The lower ranking of attending Chinese officials may be designed to reflect the light presence of top foreign tech chiefs, said Severine Arsene, managing editor of the digital journal AsiaGlobal Online, published by the University of Hong Kong’s Asia Global Institute.
“Given the fact that fewer top executives from abroad are coming, putting a higher-ranking leader before them would be a loss of face,” she said, adding: “Meanwhile, the choice of the head of the propaganda department shows where the priority is.”
Ryan Hass, a China expert at the Brookings Institution, who attended the internet conference last year, said the Chinese leadership might want to keep the international focus on the import expo in Shanghai, and not divide attention between it and Wuzhen.
But the relative drop in enthusiasm from major Western tech executives could also be due to their “commitment fatigue”, after receiving repeated Chinese pledges of progress on liberalisation that have not yet materialised.
“There could be growing wariness by chief executives of major multinational firms about the direction of China’s tech policies towards tightening and control,” said Hass, who directed China policy for the US National Security Council during the Barack Obama administration.
The conference comes with China having been ranked bottom for internet freedom by Freedom House for the fourth year in a row.
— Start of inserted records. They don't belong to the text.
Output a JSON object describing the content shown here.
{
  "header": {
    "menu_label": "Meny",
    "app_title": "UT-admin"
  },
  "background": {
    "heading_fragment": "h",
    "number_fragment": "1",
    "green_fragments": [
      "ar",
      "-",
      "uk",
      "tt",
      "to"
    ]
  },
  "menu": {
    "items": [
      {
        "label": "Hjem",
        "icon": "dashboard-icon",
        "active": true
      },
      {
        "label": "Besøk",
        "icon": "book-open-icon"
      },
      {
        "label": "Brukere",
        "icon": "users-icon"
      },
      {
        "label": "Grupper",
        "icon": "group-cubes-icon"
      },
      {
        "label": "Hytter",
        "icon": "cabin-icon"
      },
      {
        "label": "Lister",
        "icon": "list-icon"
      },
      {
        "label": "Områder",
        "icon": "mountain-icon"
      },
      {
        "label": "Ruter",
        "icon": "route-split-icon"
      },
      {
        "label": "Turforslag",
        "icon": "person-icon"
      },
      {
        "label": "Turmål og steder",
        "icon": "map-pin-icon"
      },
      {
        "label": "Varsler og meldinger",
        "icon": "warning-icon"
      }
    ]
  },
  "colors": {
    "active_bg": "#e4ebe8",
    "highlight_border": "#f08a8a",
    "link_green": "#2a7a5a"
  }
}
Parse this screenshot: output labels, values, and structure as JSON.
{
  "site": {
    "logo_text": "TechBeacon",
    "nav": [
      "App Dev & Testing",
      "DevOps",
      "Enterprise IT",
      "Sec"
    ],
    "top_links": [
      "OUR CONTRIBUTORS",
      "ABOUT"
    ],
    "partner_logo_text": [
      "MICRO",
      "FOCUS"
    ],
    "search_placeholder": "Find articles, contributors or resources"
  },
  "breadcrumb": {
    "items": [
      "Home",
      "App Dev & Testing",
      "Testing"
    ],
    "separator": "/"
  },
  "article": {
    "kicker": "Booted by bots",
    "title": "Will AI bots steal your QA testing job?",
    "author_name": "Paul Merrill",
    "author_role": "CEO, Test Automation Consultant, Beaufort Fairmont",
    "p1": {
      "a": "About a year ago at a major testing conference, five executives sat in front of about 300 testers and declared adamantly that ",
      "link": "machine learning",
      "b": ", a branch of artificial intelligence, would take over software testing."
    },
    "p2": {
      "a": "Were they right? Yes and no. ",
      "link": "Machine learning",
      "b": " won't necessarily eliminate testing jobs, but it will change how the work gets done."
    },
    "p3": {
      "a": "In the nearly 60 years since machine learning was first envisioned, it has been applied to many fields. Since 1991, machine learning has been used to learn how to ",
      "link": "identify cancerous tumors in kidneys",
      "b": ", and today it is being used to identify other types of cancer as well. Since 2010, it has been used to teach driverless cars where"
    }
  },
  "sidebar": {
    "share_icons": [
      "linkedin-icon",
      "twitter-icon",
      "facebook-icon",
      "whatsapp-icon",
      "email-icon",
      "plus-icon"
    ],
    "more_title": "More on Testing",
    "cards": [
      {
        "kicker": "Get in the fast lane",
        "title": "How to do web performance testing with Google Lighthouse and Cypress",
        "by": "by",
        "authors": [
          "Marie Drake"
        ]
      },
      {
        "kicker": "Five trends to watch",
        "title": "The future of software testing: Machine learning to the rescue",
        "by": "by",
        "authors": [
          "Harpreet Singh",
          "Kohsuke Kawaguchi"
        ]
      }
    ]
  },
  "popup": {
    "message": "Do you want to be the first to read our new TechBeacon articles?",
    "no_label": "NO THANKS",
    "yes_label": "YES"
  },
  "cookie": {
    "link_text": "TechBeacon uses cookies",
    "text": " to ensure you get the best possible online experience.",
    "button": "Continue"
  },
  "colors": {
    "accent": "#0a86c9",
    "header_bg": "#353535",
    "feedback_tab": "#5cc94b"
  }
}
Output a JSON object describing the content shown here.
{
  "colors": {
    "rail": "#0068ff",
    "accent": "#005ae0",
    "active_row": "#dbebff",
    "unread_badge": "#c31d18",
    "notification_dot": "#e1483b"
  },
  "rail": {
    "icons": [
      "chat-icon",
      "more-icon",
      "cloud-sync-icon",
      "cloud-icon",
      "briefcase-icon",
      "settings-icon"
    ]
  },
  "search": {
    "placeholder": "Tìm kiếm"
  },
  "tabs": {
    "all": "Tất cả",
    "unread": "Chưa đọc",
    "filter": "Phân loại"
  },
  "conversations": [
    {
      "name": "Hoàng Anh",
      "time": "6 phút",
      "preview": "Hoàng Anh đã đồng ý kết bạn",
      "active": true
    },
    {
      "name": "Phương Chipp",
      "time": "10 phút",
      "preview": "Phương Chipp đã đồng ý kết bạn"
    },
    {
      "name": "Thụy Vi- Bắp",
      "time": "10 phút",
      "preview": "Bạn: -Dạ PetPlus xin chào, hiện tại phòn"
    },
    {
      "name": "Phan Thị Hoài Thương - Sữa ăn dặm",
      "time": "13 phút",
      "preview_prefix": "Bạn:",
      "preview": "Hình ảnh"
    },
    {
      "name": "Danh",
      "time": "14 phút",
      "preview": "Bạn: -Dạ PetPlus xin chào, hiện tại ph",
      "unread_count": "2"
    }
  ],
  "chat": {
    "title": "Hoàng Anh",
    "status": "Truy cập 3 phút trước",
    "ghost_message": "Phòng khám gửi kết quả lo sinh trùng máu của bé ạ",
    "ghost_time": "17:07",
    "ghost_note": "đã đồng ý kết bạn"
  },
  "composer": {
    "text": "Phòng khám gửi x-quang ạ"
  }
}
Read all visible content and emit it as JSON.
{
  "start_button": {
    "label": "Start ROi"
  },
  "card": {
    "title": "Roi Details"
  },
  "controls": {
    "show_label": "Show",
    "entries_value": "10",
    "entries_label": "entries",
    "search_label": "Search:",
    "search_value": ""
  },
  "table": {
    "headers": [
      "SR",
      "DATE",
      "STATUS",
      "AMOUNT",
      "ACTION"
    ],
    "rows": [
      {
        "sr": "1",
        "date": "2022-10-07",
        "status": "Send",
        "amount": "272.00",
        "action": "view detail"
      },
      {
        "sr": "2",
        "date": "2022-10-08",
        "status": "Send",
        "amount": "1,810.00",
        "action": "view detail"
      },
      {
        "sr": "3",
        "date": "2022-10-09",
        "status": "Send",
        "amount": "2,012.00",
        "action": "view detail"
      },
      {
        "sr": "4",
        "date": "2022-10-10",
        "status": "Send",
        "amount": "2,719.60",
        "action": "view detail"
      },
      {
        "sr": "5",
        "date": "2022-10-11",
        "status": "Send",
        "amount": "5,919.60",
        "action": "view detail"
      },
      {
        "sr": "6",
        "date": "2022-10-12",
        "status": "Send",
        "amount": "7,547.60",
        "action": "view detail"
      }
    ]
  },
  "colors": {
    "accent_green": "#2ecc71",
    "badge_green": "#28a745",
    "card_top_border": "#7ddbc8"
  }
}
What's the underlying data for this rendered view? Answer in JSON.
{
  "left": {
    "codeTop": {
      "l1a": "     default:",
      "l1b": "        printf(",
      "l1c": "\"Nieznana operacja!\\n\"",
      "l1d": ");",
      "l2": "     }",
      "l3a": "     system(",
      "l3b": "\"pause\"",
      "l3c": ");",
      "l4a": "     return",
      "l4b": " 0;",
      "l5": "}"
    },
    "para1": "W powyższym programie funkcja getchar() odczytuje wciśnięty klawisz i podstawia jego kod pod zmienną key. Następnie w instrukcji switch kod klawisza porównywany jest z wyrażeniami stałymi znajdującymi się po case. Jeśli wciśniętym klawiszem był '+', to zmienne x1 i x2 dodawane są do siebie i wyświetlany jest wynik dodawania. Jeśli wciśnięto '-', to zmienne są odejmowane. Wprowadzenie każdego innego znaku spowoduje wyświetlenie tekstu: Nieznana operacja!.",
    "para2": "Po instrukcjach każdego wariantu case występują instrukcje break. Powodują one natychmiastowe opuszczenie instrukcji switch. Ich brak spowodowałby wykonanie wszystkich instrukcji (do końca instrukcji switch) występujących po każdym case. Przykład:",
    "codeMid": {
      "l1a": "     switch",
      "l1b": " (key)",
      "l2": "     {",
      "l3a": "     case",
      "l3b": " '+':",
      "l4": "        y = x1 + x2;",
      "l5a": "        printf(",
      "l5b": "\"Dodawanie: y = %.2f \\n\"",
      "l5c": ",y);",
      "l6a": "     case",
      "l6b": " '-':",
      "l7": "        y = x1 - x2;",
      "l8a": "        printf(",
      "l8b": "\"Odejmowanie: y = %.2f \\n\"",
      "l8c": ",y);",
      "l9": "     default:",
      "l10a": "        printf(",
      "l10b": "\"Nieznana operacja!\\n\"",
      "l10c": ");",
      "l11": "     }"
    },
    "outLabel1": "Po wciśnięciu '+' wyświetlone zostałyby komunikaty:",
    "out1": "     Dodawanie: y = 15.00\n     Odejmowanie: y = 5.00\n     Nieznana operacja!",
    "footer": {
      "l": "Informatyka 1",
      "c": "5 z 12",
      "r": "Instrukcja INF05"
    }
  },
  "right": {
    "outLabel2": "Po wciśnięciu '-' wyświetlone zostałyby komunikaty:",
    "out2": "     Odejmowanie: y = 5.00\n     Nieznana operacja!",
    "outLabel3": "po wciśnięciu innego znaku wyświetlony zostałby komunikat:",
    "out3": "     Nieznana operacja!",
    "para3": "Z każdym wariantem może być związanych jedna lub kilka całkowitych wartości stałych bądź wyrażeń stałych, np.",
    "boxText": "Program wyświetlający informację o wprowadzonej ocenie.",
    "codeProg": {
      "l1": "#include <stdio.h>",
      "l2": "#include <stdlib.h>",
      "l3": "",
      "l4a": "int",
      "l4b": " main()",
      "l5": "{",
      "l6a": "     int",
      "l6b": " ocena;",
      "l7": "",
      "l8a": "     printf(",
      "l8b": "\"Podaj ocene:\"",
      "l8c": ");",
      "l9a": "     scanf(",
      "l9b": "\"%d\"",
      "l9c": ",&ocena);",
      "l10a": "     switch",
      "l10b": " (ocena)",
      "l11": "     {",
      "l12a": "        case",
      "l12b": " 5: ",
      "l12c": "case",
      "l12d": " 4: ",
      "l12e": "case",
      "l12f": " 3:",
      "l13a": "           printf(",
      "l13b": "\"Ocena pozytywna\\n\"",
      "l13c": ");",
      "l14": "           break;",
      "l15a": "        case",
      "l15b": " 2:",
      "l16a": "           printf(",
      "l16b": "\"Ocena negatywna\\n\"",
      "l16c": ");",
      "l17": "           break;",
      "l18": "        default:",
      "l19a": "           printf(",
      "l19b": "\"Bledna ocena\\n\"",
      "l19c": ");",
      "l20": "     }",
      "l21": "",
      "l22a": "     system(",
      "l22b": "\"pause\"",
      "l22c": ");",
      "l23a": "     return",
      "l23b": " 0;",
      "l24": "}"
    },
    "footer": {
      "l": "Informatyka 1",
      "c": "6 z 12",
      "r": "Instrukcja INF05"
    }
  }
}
The US-based web watchdog said in its latest report this month that China’s restrictive internet policies were being actively exported around the world, and warned that China’s “digital authoritarianism” could threaten democracies in other countries.